■ **WHAT IS REQUIRED**
Once you have read the data below, write it all out exactly.

(Recorded data)

──────

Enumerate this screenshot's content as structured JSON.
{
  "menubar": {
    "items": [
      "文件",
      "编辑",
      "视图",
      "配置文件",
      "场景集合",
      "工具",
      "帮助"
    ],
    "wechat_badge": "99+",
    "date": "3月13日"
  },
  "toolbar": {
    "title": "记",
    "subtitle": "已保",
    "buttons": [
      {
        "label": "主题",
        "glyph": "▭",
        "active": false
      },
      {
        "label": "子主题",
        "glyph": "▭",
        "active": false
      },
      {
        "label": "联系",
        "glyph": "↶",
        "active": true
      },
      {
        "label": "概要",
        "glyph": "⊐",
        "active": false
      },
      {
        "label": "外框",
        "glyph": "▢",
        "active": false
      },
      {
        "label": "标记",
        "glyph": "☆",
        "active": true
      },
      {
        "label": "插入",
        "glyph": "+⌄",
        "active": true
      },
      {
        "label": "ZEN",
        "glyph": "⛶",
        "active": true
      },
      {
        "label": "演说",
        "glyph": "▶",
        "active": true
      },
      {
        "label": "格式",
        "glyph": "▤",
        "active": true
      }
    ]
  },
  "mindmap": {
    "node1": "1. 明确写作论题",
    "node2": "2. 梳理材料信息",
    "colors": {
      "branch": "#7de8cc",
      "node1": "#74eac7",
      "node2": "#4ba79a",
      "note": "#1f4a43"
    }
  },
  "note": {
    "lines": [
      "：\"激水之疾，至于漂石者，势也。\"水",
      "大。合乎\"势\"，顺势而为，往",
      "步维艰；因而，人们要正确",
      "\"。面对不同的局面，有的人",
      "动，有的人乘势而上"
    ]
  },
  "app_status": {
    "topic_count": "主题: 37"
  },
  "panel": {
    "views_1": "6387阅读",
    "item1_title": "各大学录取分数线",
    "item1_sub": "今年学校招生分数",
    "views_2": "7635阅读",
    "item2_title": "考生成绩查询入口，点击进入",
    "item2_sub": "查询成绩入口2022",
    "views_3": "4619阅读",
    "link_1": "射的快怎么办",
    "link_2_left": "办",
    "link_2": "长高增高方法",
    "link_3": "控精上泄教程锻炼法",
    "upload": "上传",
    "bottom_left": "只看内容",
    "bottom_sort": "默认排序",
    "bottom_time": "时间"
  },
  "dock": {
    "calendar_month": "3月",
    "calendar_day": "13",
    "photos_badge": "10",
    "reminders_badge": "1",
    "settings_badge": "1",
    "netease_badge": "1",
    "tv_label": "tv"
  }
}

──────

■ **ANSWER SECTION**
Enumerate this screenshot's content as structured JSON.
{
  "menubar": {
    "items": [
      "文件",
      "编辑",
      "视图",
      "配置文件",
      "场景集合",
      "工具",
      "帮助"
    ],
    "wechat_badge": "99+",
    "date": "3月13日"
  },
  "toolbar": {
    "title": "记",
    "subtitle": "已保",
    "buttons": [
      {
        "label": "主题",
        "glyph": "▭",
        "active": false
      },
      {
        "label": "子主题",
        "glyph": "▭",
        "active": false
      },
      {
        "label": "联系",
        "glyph": "↶",
        "active": true
      },
      {
        "label": "概要",
        "glyph": "⊐",
        "active": false
      },
      {
        "label": "外框",
        "glyph": "▢",
        "active": false
      },
      {
        "label": "标记",
        "glyph": "☆",
        "active": true
      },
      {
        "label": "插入",
        "glyph": "+⌄",
        "active": true
      },
      {
        "label": "ZEN",
        "glyph": "⛶",
        "active": true
      },
      {
        "label": "演说",
        "glyph": "▶",
        "active": true
      },
      {
        "label": "格式",
        "glyph": "▤",
        "active": true
      }
    ]
  },
  "mindmap": {
    "node1": "1. 明确写作论题",
    "node2": "2. 梳理材料信息",
    "colors": {
      "branch": "#7de8cc",
      "node1": "#74eac7",
      "node2": "#4ba79a",
      "note": "#1f4a43"
    }
  },
  "note": {
    "lines": [
      "：\"激水之疾，至于漂石者，势也。\"水",
      "大。合乎\"势\"，顺势而为，往",
      "步维艰；因而，人们要正确",
      "\"。面对不同的局面，有的人",
      "动，有的人乘势而上"
    ]
  },
  "app_status": {
    "topic_count": "主题: 37"
  },
  "panel": {
    "views_1": "6387阅读",
    "item1_title": "各大学录取分数线",
    "item1_sub": "今年学校招生分数",
    "views_2": "7635阅读",
    "item2_title": "考生成绩查询入口，点击进入",
    "item2_sub": "查询成绩入口2022",
    "views_3": "4619阅读",
    "link_1": "射的快怎么办",
    "link_2_left": "办",
    "link_2": "长高增高方法",
    "link_3": "控精上泄教程锻炼法",
    "upload": "上传",
    "bottom_left": "只看内容",
    "bottom_sort": "默认排序",
    "bottom_time": "时间"
  },
  "dock": {
    "calendar_month": "3月",
    "calendar_day": "13",
    "photos_badge": "10",
    "reminders_badge": "1",
    "settings_badge": "1",
    "netease_badge": "1",
    "tv_label": "tv"
  }
}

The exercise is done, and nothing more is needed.